Martine Durier-Copp and Joyline Makani along with co-researches, Deborah Kiceniuk and Alieda Blandford received the prestigious IJEDE Best Paper Award in May 2017 for “Strengthening Deeper Learning through Virtual Teams in E-learning: A Synthesis of Determinants and Best Practices”
In a follow-up post to Joyline’s overview of their research, CFAME Connection reached out to Martine and Joyline to provide a synopsis of their findings. Martine and Joyline suggest that the core phenomenon of conversation fortifies deeper learning in virtual teams and e-learning environments.
Incidentally, this interview is proof that virtual teams are global. At the time of writing this post, Martine was travelling in Spain, Joyline was in Halifax, and I was in Vancouver. We hope that you will join the discussion by sharing your e-learning experiences. As Martine noted: “our students also help to build this base of knowledge – all student projects contribute to this exercise.”
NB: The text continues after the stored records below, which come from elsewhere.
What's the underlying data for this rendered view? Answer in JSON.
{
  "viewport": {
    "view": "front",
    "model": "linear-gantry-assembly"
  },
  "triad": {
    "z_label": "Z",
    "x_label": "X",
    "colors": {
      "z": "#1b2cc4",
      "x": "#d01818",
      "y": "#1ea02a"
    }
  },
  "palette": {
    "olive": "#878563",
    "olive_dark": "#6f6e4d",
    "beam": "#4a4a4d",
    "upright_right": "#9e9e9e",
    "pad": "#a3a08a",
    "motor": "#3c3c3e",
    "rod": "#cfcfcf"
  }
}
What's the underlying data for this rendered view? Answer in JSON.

Martine: Recently, there has been an increased focus on deeper learning in higher educational settings. And by deeper learning, we mean delivering robust course content in ways that engage students to study, integrate and apply what they have learned. Deeper learning fosters competencies required to participate within our social milieu: critical thinking, collaborative and communication skills, for example. Our objective was to identify the core skills and knowledge from research that reinforce each other and together promote deeper learning, specifically within the context of e-learning
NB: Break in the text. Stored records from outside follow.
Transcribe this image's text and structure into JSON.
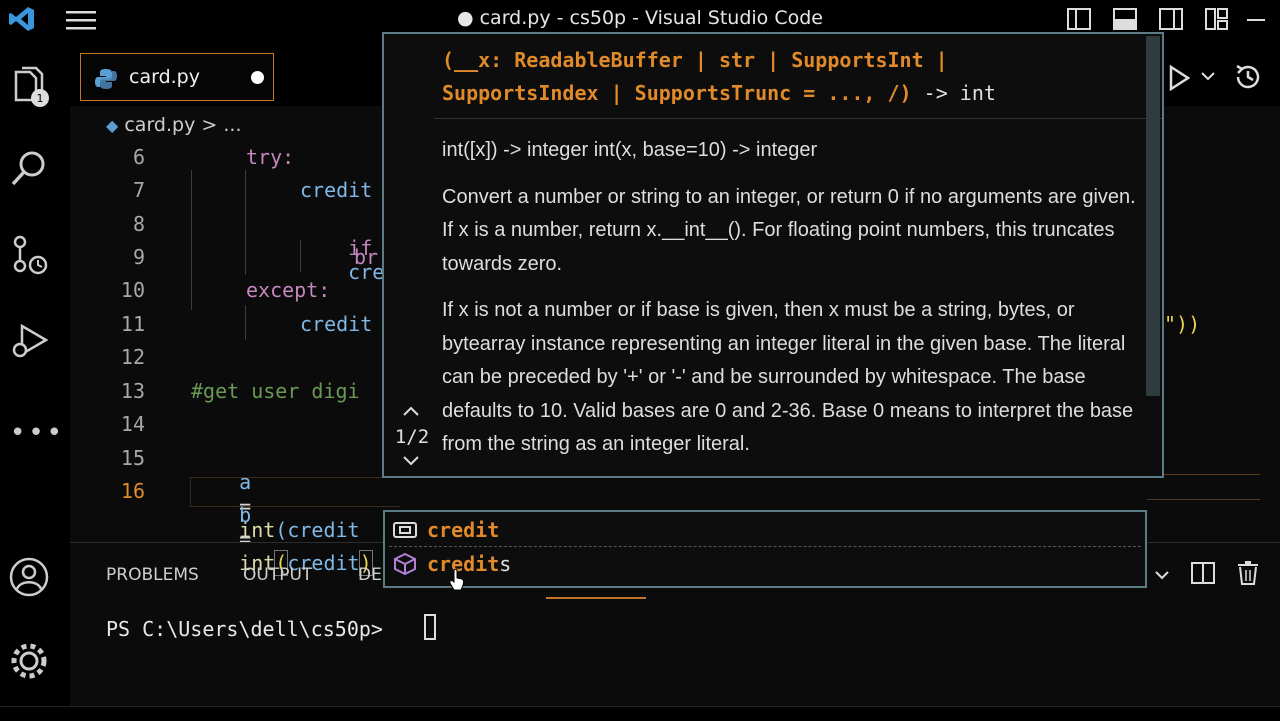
{
  "window": {
    "title": "● card.py - cs50p - Visual Studio Code"
  },
  "tabs": [
    {
      "label": "card.py",
      "modified": true
    }
  ],
  "breadcrumb": {
    "file": "card.py",
    "separator": ">",
    "rest": "..."
  },
  "editor": {
    "line_numbers": [
      "6",
      "7",
      "8",
      "9",
      "10",
      "11",
      "12",
      "13",
      "14",
      "15",
      "16"
    ],
    "active_line": "16",
    "lines": {
      "l6": "try:",
      "l7": "credit",
      "l8_kw": "if",
      "l8_rest": "cre",
      "l9": "br",
      "l10": "except:",
      "l11": "credit",
      "l11_tail": "\"))",
      "l13": "#get user digi",
      "l15_a": "a",
      "l15_eq": "=",
      "l15_fn": "int",
      "l15_arg": "(credit",
      "l16_b": "b",
      "l16_eq": "=",
      "l16_fn": "int",
      "l16_open": "(",
      "l16_arg": "credit",
      "l16_close": ")"
    }
  },
  "hover": {
    "signature_parts": [
      "(__x: ReadableBuffer | str | SupportsInt |",
      "SupportsIndex | SupportsTrunc = ..., /)",
      " -> int"
    ],
    "doc": [
      "int([x]) -> integer int(x, base=10) -> integer",
      "Convert a number or string to an integer, or return 0 if no arguments are given. If x is a number, return x.__int__(). For floating point numbers, this truncates towards zero.",
      "If x is not a number or if base is given, then x must be a string, bytes, or bytearray instance representing an integer literal in the given base. The literal can be preceded by '+' or '-' and be surrounded by whitespace. The base defaults to 10. Valid bases are 0 and 2-36. Base 0 means to interpret the base from the string as an integer literal."
    ],
    "counter": "1/2"
  },
  "suggest": {
    "items": [
      {
        "match": "credit",
        "rest": "",
        "icon": "variable-icon"
      },
      {
        "match": "credit",
        "rest": "s",
        "icon": "module-icon"
      }
    ]
  },
  "panel": {
    "tabs": [
      "PROBLEMS",
      "OUTPUT",
      "DE"
    ],
    "terminal_prompt": "PS C:\\Users\\dell\\cs50p>"
  },
  "colors": {
    "accent_orange": "#e08a2a",
    "widget_border": "#5b7c85",
    "keyword": "#c586c0",
    "variable": "#7fb7e6",
    "function": "#dcdcaa",
    "comment": "#6a9955"
  }
}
Joyline: Virtual teams have become ubiquitous. However, they have not been empirically studied in the academic sphere, and little is known about their effectiveness as a learning mechanism in e-learning. Martine and I were eager to pursue this area of investigation. There is growing practical evidence that one of the key factors for e-learning success is an understanding of the social component of learning, i.e., the importance of person-to-person, and group/team interactions within the e-learning framework.
Martine: Our experience and research found that most workplace training and graduate teaching in e-learning environments utilize group work. Group or team work, according to precepts of adult education, nurtures deeper learning. Team work provides skills that professional programme students require in the workplace, where teams are the norm today and team work a required skill set. When there is a collaborative environment for learning, more experiences are shared and knowledge can be processed from different perspectives. Moreover, concepts learned by examining them from a number of different perspectives can enhance learning.
Joyline: Our research demonstrated that the core phenomenon of conversation fortified virtual teams and e-learning environments. Conversation is the all-embracing term that describes socialization as well as communication processes within the learning environment. Conversation is identified as allowing learners to experience social presence and develop a feeling of belonging and psychological closeness, which is crucial to the development of deeper learning. Within the e-learning literature concepts such as collaboration, community and connectedness dominated the results pointing to student satisfaction and success.
Martine: Learning is about conversations. It is our conversations that allow us to experience social presence and develop a feeling of trust. When we work within a compassionate and supportive team, our learning potential is enhanced. Conversations encourage deeper learning.
Joyline: Martine and I believe that our study findings will strengthen e-learning program planning and delivery within educational centres that are already engaged in e-learning, as well as convey important best practices for learning centres at the beginning stages of e-learning development.
Martine: Adding to Joyline’s comment, we believe our study also has broad societal implications. It has the potential to fuel social and economic development and innovation, and to inspire lifelong learning in our society.